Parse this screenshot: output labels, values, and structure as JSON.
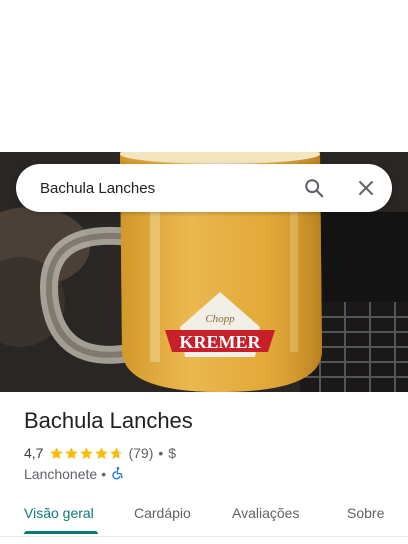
{
  "search": {
    "query": "Bachula Lanches",
    "search_icon": "search-icon",
    "close_icon": "close-icon"
  },
  "hero": {
    "description_icon": "photo",
    "logo_top_text": "Chopp",
    "logo_main_text": "KREMER"
  },
  "place": {
    "name": "Bachula Lanches",
    "rating": "4,7",
    "rating_fraction": 0.94,
    "review_count": "(79)",
    "separator": "•",
    "price": "$",
    "category": "Lanchonete",
    "accessibility_icon": "wheelchair-icon"
  },
  "tabs": [
    {
      "label": "Visão geral",
      "active": true
    },
    {
      "label": "Cardápio",
      "active": false
    },
    {
      "label": "Avaliações",
      "active": false
    },
    {
      "label": "Sobre",
      "active": false
    }
  ],
  "colors": {
    "accent": "#0b7a75",
    "star": "#fbbc04",
    "accessibility": "#1a73e8"
  }
}
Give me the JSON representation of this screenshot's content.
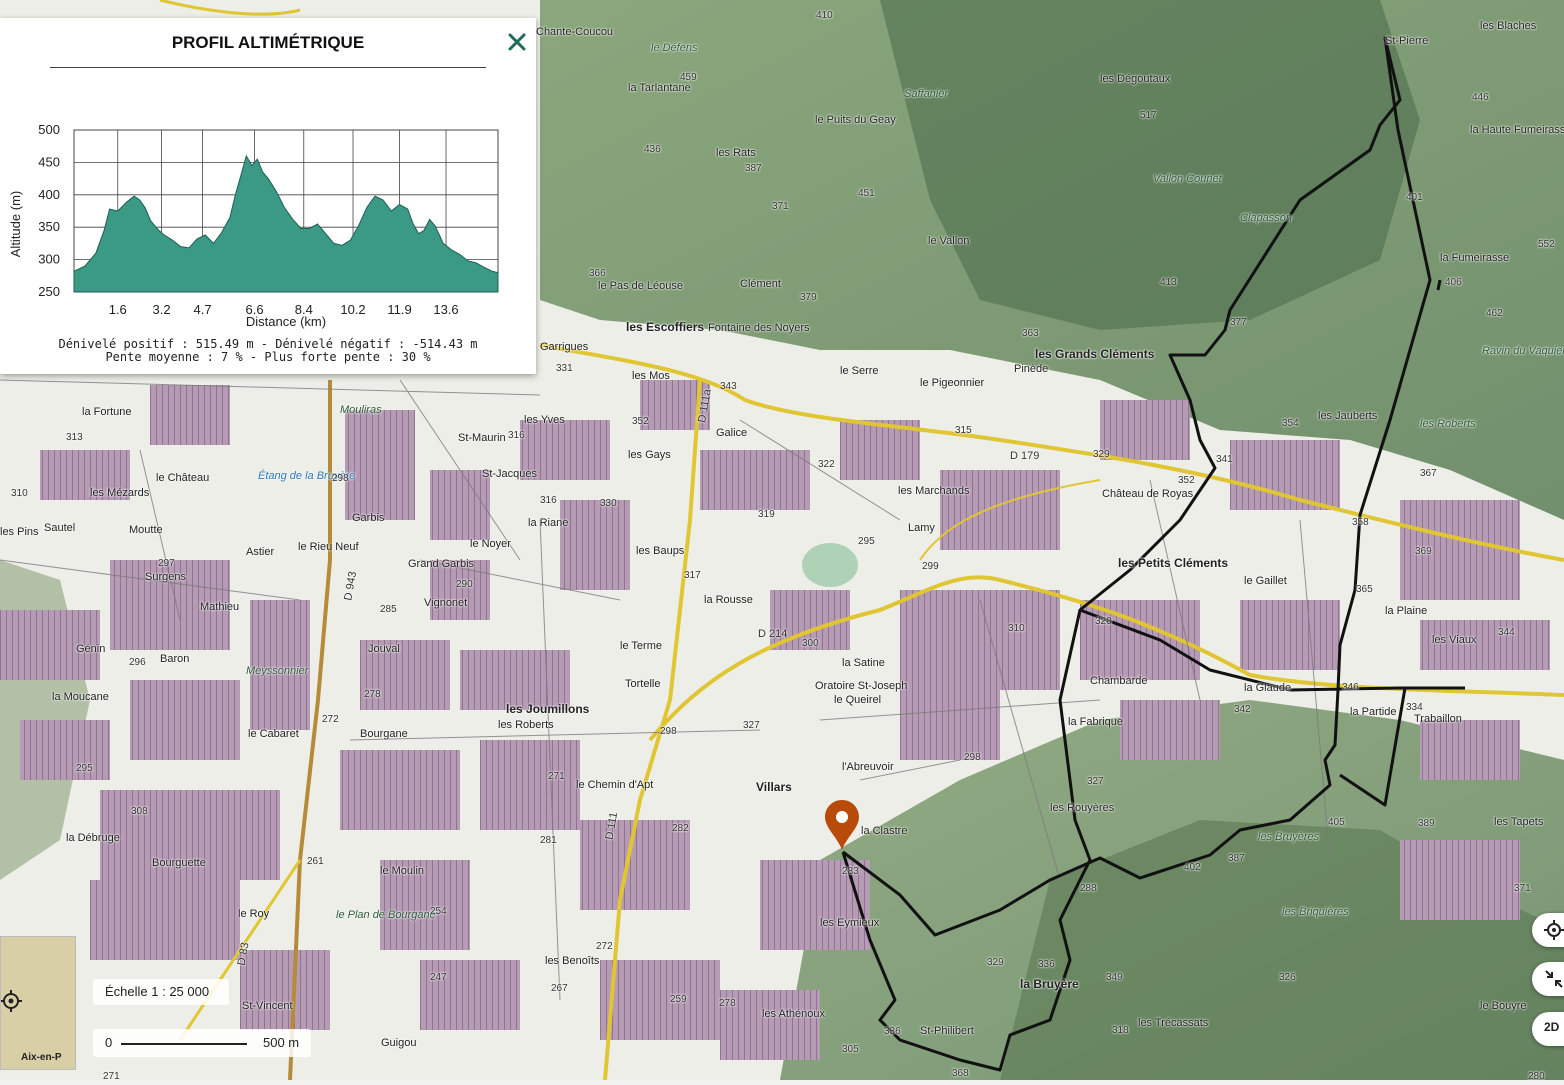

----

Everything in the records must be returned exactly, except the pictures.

• OUTPUT OF THE EXERCISE:
Parse this screenshot: output labels, values, and structure as JSON.
{
  "search": {
    "query": "Bachula Lanches",
    "search_icon": "search-icon",
    "close_icon": "close-icon"
  },
  "hero": {
    "description_icon": "photo",
    "logo_top_text": "Chopp",
    "logo_main_text": "KREMER"
  },
  "place": {
    "name": "Bachula Lanches",
    "rating": "4,7",
    "rating_fraction": 0.94,
    "review_count": "(79)",
    "separator": "•",
    "price": "$",
    "category": "Lanchonete",
    "accessibility_icon": "wheelchair-icon"
  },
  "tabs": [
    {
      "label": "Visão geral",
      "active": true
    },
    {
      "label": "Cardápio",
      "active": false
    },
    {
      "label": "Avaliações",
      "active": false
    },
    {
      "label": "Sobre",
      "active": false
    }
  ],
  "colors": {
    "accent": "#0b7a75",
    "star": "#fbbc04",
    "accessibility": "#1a73e8"
  }
}
Give me the JSON representation of this screenshot's content.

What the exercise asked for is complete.